Last month the Chinese authorities intervened directly in a bid to stop the rout, rallying brokerages and state funds to support the market, banning sales by major shareholders for six months and promising to crack down on short sellers. The measures worked for a time, but the selling pressure resumed and intensified this month. Far from calming the market, the heavy-handed intervension gave off a whiff of panic, and appears to have punctured the aura of omnipotence that Chinese policymakers with their $4 trillion of reserves have long enjoyed. The moves also raised questions about China’s commitment to giving market forces freer rein in the economy. As Patrick Chovanec, chief strategist at Silvercrest Asset Management and longtime China-watcher put it in a column in Foreign Policy, “China destroyed its stock market in order to save it.”

Things got even more interesting on August 11 when the People’s Bank of China suddenly altered its formula for setting the daily renminbi fixing. A tightly controlled exchange rate has been a fixture of Chinese policy for two decades. Policymakers resisted the temptation to devalue during the 1997–’98 Asian crisis and again during the global financial crisis, and have instead orchestrated a steady, carefully controlled appreciation for most of the past ten years. With no warning, though, the central bank earlier this month let the renminbi slide against the dollar, then explained it as part of a shift in policy to give greater weight to market prices at the end of the previous trading day rather than the central bank’s own central peg. Then, after the renminbi dropped by 3 percent over three days, the central bank slammed on the brakes to keep the renminbi trading at around 6.4 to the dollar.
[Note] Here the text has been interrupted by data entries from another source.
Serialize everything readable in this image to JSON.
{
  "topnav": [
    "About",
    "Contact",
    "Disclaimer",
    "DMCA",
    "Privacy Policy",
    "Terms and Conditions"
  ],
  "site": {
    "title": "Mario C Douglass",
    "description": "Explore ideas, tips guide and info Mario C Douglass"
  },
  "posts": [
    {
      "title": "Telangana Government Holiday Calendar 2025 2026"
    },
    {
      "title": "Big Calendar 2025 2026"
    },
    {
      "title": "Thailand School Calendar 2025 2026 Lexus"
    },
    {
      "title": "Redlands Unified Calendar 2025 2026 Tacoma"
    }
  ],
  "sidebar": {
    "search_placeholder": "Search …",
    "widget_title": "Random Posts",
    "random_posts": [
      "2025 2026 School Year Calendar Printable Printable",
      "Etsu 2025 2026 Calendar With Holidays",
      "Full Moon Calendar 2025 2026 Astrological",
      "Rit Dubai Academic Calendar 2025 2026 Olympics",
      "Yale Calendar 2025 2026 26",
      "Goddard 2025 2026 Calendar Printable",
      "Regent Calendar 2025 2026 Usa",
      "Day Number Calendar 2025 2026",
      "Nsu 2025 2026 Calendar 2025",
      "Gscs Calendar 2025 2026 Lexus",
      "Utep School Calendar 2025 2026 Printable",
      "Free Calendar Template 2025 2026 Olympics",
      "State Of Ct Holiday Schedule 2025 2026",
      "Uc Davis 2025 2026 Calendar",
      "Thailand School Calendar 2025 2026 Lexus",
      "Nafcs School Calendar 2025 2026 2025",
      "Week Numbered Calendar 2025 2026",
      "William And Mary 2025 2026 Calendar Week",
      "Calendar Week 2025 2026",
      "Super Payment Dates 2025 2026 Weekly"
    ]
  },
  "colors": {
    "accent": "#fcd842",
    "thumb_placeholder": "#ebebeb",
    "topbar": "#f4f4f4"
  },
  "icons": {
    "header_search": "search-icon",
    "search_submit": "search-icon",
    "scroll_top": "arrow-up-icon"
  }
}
The International Monetary Fund has welcomed the exchange-rate move as a shift to a more market-determined rate, one that seems likely to persuade the Fund to include the renminbi in its Special Drawing Right currency basket next year and foster its rise as a reserve currency. But probe beneath the surface with Fund officials and China policy wonks and doubts quickly surface. Most people believe China remains committed to its economic reform agenda in the long term, but in the short run, “we have no idea what’s going on,” as one hedge fund manager with longstanding ties to China put it to me. The Shanghai market plunged by more than 15 percent on Monday and Tuesday when the PBOC failed to inject liquidity in the markets, as many analysts had expected. After the market closed on Tuesday, the central bank announced a 25 basis point cut in interest rates and said it was easing reserve requirements for banks.

François Godement, head of the Asia and China program at the European Council on Foreign Relations, calls the recent confusion over Beijing’s stance “a communications disaster caused by fuzzy government policy, lacking an overall sense of direction.”

Are Chinese policymakers panicking over the equity market collapse and the underlying weakness in the economy? Is there tension between reformers who want to press ahead with financial liberalization, led by Governor Zhou Xiaochuan at the PBOC, and leaders in the State Council who are pressed by big state-owned enterprises to preserve the status quo? Are officials making tactical adjustments in the crisis without losing sight of their long-term goals? All are plausible explanations. One might even be true. But no one really knows, and for now that uncertainty looks set to continue roiling markets.

China’s trade partners will be looking for some clear answers when Group of 20 Finance ministers and central bank governors meet in Ankara, Turkey, next week. China will take over the presidency of the G20 next year, a role that seemed well-timed to mark the country’s emergence as a global financial leader, not just an exporting powerhouse. To play that leadership role, Beijing needs to maintain its commitment to market-oriented reforms and make its actions and goals transparent to investors at home and abroad.

“They’re new at this, both politically and technically,” says Tim Adams, head of the Institute of International Finance in Washington. “A more open financial system requires a more open communications process. That may be the most difficult part of the transition process” toward making the renminbi a reserve currency, he adds.